- **The task**
Throughout the records below, find the lines with the string "미리보기" and give how many there are, nothing else.

Entries from a dataset of interfaces:
§

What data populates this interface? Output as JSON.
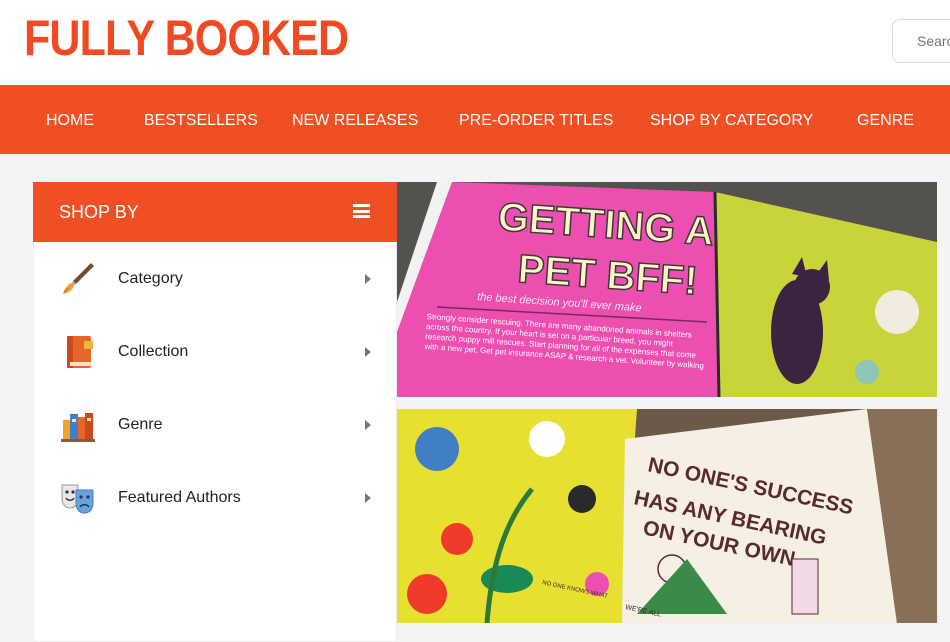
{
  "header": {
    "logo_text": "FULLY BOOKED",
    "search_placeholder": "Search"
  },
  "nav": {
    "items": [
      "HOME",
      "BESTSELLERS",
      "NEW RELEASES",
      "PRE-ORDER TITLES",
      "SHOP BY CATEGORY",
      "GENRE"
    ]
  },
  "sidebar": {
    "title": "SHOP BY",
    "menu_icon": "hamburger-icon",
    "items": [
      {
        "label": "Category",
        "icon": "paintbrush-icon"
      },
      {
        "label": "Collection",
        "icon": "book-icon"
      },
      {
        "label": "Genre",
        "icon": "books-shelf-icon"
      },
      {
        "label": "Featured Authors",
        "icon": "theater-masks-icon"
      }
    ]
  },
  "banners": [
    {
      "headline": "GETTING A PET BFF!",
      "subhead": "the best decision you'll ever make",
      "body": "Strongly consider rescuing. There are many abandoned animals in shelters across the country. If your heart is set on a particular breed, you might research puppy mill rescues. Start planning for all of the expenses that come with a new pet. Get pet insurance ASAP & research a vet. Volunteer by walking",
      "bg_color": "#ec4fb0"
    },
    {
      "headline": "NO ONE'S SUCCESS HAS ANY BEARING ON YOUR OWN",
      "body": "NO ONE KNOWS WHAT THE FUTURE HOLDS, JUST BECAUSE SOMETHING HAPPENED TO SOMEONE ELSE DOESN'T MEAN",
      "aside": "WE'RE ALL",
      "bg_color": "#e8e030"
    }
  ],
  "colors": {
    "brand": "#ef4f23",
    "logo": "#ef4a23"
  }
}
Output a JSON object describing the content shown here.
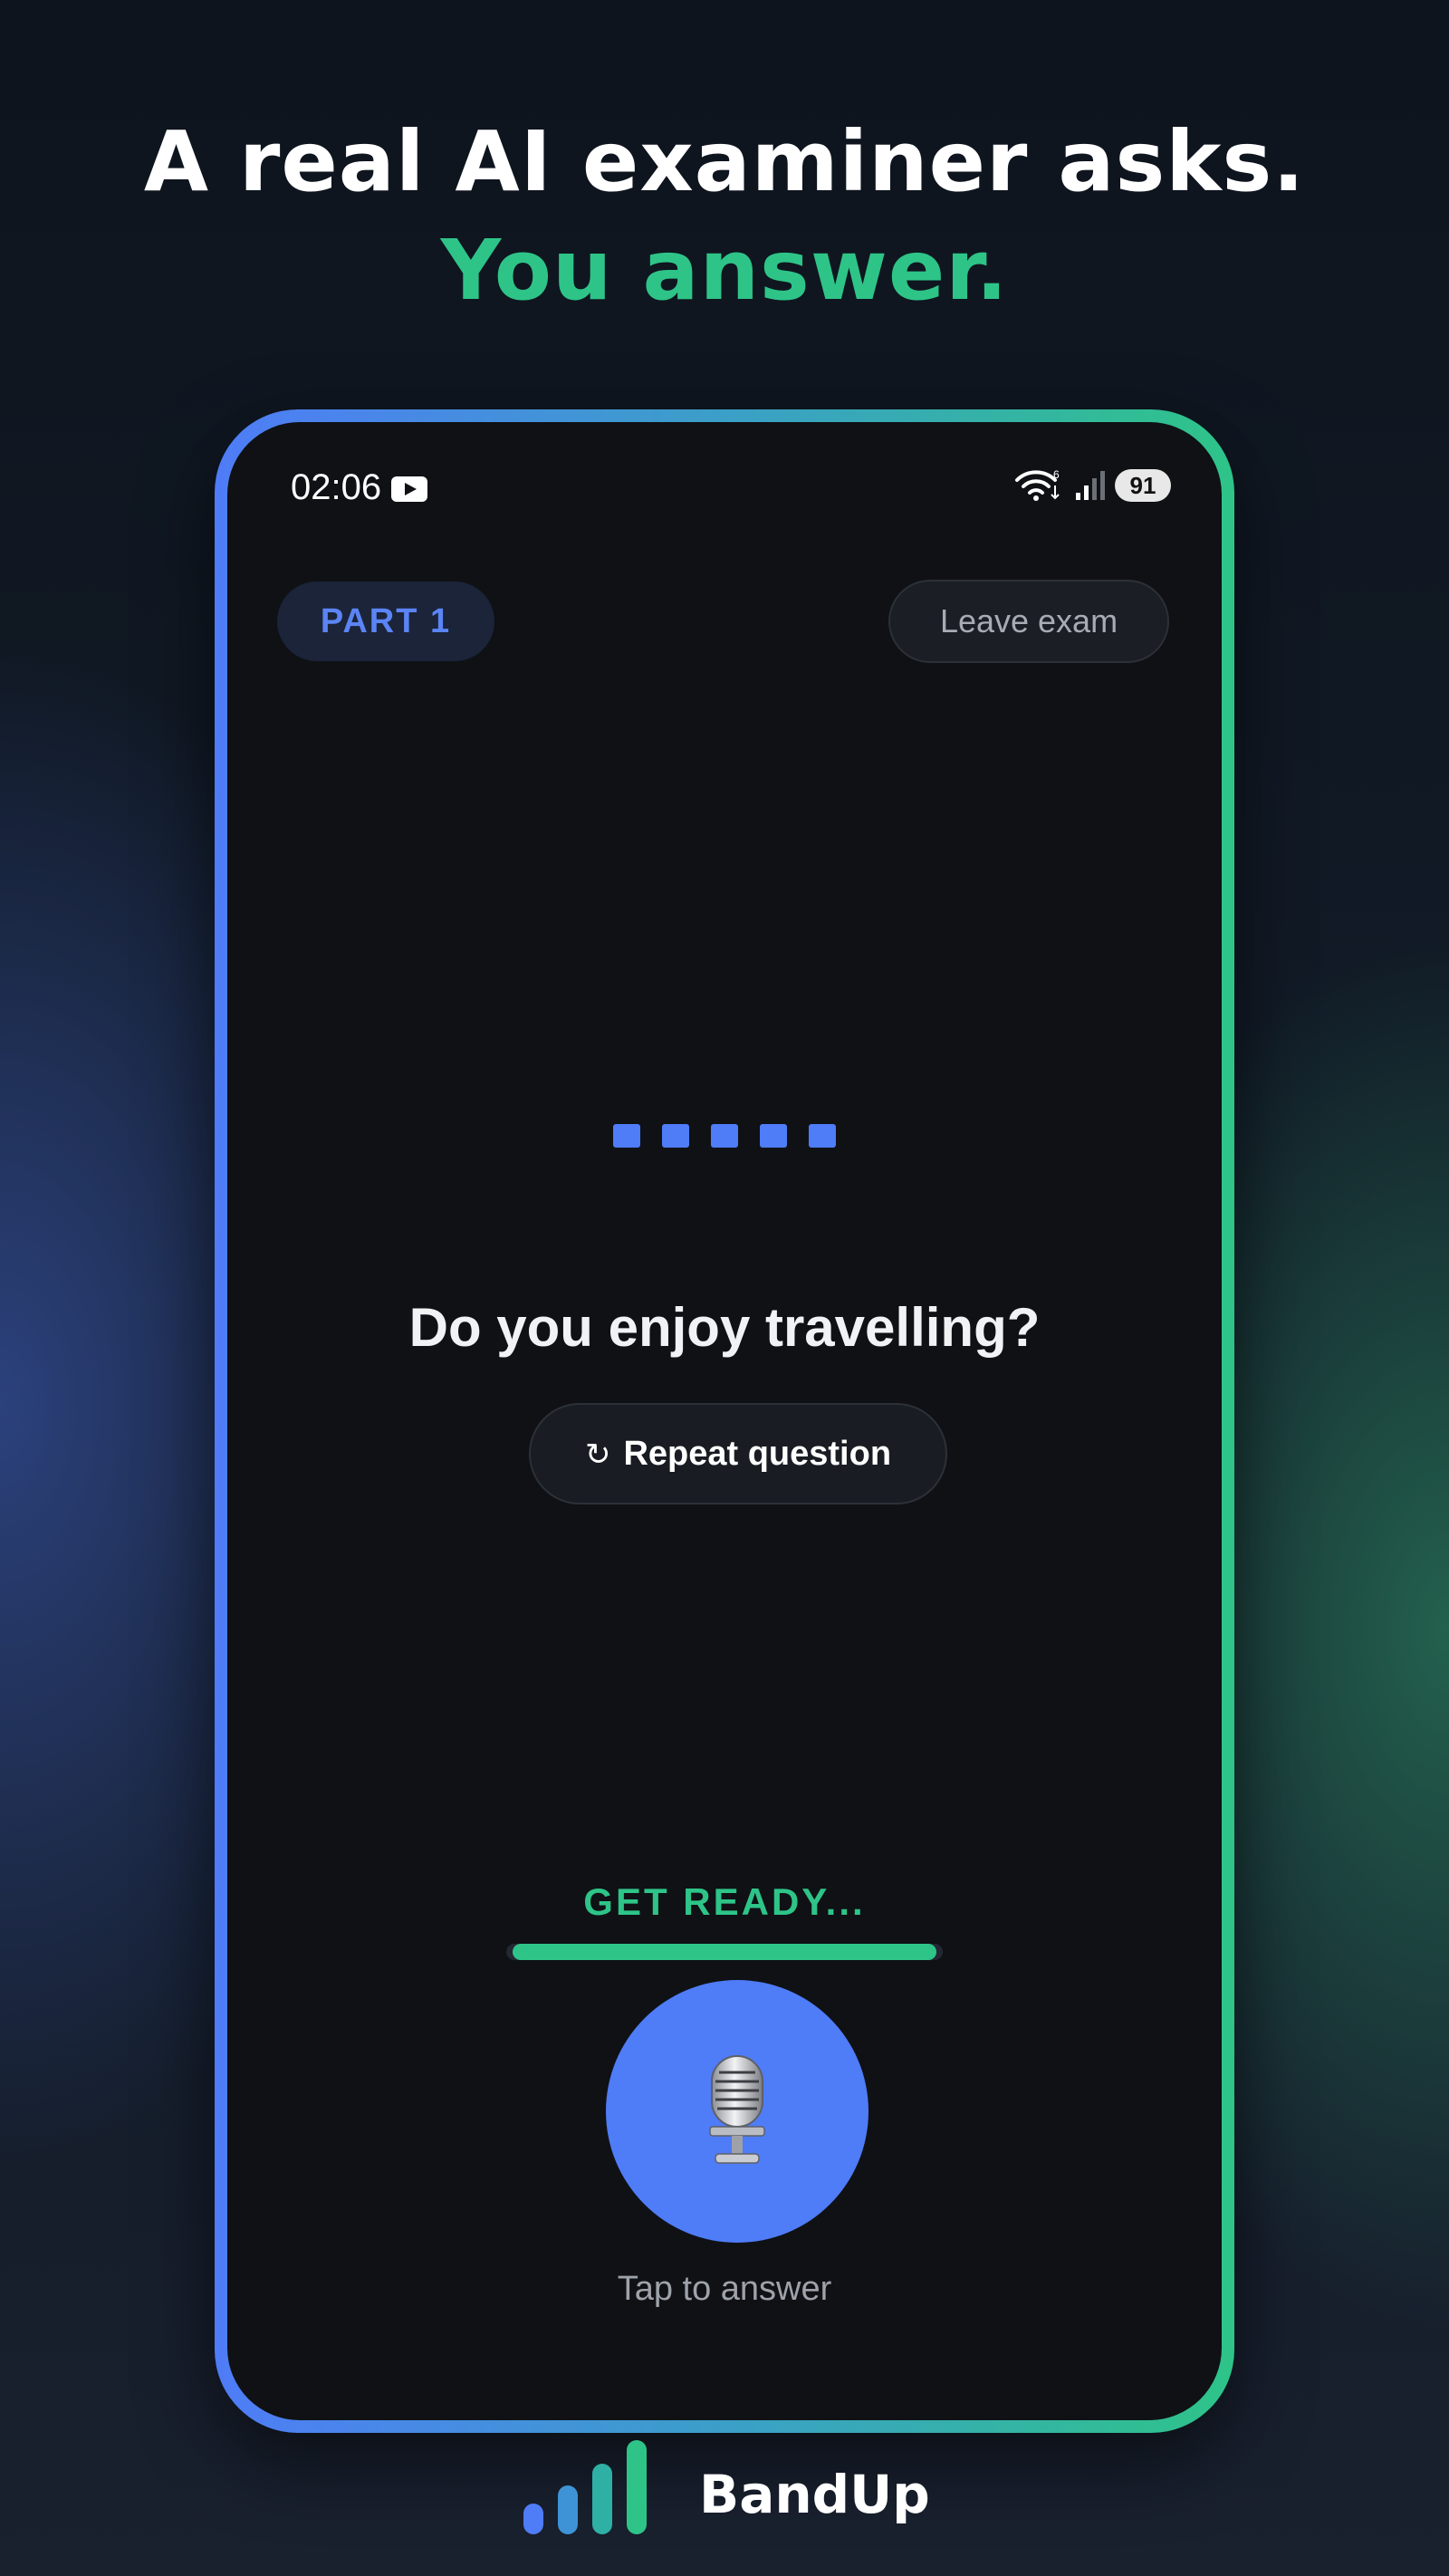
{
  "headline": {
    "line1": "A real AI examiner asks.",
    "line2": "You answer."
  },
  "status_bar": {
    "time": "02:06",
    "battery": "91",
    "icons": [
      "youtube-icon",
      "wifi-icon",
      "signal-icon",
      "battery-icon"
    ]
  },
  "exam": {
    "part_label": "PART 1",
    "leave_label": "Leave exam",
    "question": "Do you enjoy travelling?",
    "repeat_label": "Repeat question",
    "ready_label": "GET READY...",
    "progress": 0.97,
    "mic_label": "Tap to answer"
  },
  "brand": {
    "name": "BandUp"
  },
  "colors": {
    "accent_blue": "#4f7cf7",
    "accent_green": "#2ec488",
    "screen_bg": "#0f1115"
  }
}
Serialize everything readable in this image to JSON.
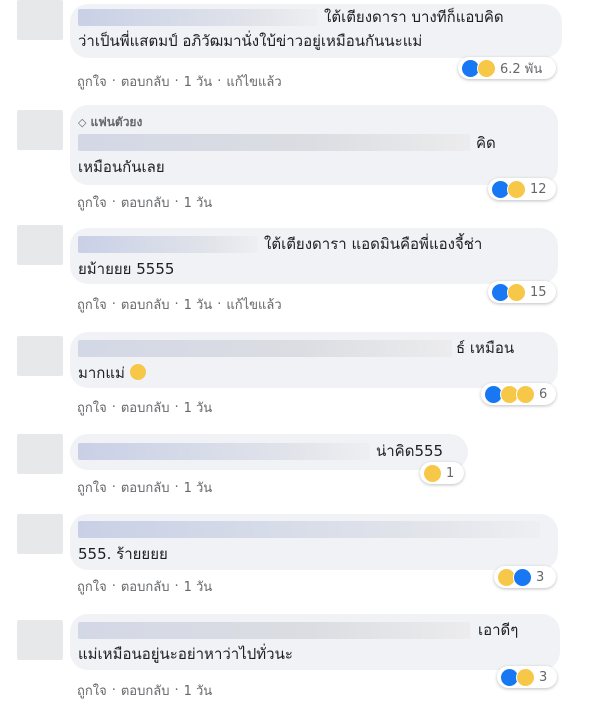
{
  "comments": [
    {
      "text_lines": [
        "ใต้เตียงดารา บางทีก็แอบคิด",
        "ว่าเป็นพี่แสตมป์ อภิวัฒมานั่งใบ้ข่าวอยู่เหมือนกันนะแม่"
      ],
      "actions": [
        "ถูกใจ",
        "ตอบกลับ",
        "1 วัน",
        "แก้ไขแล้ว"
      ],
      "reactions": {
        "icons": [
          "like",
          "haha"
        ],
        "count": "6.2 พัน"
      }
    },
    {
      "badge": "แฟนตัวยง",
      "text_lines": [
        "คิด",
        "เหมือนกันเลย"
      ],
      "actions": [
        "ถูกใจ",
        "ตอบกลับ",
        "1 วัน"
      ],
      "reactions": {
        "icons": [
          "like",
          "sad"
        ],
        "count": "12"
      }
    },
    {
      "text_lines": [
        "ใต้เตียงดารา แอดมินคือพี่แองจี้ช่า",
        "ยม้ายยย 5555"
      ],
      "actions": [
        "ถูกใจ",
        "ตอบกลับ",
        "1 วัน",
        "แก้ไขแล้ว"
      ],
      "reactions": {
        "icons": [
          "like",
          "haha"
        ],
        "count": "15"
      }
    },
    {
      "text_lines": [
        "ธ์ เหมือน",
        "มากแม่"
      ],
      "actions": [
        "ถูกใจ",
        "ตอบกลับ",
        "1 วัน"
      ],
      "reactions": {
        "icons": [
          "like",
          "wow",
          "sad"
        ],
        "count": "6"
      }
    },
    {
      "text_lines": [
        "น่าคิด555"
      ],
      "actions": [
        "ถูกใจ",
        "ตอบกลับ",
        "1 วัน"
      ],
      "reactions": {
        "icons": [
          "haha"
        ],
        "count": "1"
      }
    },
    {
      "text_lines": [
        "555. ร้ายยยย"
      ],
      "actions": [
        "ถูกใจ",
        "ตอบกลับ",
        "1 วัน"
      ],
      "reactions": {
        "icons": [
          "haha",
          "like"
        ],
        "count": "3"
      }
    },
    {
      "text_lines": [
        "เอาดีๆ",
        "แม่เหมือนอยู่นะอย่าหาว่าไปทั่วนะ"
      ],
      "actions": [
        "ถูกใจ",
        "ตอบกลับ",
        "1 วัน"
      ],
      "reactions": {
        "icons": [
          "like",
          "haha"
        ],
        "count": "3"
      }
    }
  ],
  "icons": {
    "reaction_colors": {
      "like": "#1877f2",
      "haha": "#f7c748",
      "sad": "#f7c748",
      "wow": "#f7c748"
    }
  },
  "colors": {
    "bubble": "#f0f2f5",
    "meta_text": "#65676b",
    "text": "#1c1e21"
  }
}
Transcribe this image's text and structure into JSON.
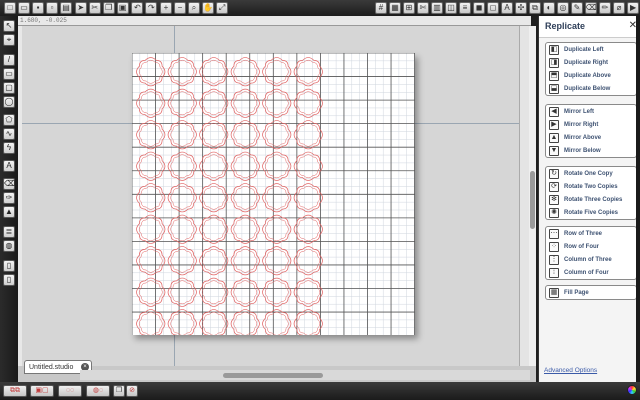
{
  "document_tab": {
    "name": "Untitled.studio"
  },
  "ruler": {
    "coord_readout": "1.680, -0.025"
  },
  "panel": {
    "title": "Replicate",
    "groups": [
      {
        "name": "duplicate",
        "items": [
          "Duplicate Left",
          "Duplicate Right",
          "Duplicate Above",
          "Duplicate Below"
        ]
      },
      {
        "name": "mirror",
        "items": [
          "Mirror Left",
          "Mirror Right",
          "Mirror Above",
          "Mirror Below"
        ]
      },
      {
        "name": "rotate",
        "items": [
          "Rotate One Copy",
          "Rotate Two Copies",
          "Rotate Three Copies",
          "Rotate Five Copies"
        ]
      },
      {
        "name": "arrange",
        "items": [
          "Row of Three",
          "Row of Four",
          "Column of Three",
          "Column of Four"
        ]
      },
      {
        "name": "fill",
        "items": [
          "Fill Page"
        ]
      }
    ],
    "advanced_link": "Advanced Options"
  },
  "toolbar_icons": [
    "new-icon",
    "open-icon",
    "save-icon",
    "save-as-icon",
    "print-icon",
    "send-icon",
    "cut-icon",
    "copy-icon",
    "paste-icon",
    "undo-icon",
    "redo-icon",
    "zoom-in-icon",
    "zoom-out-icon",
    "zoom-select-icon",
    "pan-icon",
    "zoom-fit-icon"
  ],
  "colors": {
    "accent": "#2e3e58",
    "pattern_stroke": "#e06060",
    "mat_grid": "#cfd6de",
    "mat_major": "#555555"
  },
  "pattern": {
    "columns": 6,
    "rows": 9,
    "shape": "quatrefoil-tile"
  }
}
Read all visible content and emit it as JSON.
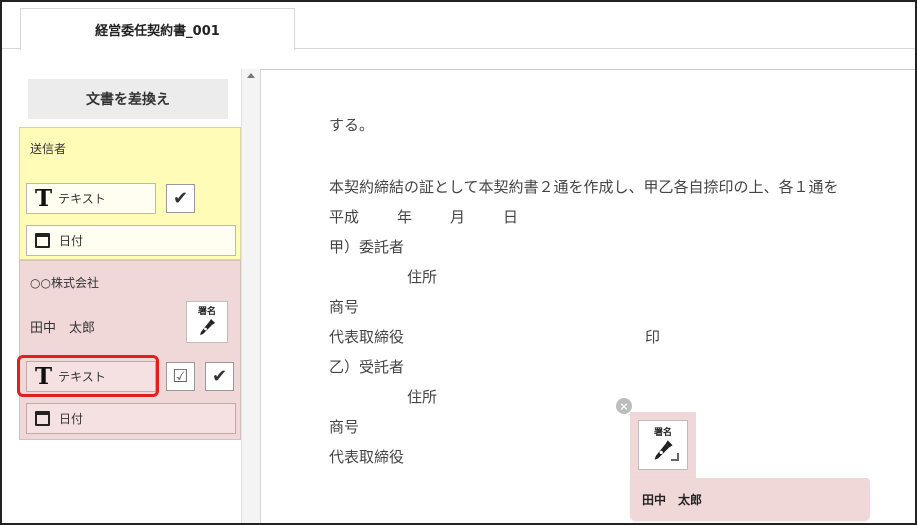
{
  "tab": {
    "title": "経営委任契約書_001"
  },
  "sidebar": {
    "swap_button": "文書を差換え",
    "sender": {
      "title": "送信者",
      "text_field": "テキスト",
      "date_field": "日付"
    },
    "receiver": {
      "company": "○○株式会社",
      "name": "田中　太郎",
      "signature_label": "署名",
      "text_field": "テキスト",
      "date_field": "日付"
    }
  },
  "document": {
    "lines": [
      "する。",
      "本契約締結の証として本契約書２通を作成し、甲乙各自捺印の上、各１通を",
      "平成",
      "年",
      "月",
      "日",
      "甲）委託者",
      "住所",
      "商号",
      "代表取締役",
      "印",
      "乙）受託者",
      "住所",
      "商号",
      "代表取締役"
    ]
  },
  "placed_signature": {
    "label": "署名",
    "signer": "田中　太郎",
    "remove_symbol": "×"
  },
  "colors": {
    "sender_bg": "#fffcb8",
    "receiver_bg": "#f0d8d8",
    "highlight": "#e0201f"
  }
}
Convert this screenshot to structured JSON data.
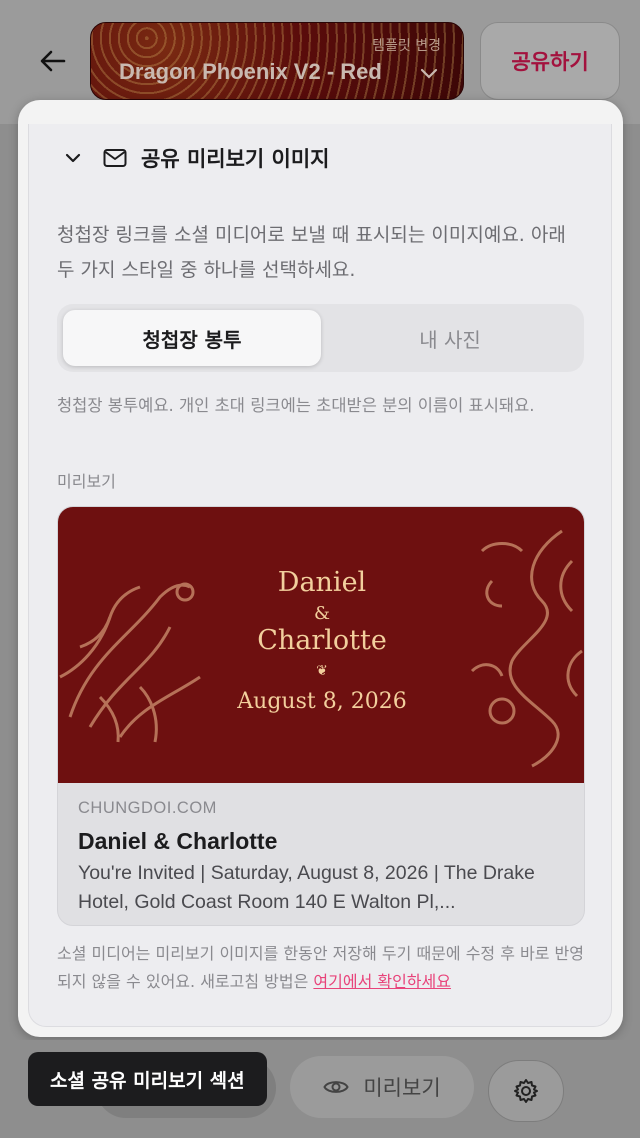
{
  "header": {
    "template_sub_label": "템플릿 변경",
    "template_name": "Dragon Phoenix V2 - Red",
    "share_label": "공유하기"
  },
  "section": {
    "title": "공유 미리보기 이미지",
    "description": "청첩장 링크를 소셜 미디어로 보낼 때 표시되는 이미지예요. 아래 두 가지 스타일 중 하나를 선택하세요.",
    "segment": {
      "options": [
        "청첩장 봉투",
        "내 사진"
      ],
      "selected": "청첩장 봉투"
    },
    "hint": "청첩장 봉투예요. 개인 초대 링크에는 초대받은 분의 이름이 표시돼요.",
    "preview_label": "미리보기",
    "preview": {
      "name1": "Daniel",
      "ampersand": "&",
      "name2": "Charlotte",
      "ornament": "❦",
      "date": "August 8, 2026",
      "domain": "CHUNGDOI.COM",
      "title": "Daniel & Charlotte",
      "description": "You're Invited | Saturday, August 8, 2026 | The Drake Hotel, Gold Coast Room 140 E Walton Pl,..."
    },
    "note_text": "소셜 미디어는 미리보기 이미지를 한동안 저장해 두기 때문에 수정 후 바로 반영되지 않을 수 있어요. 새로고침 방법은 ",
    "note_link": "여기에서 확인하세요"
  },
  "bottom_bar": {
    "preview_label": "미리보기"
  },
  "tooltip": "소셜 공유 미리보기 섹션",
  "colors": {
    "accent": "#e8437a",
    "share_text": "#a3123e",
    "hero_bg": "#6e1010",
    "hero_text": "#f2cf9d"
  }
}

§

- **Task solution**
5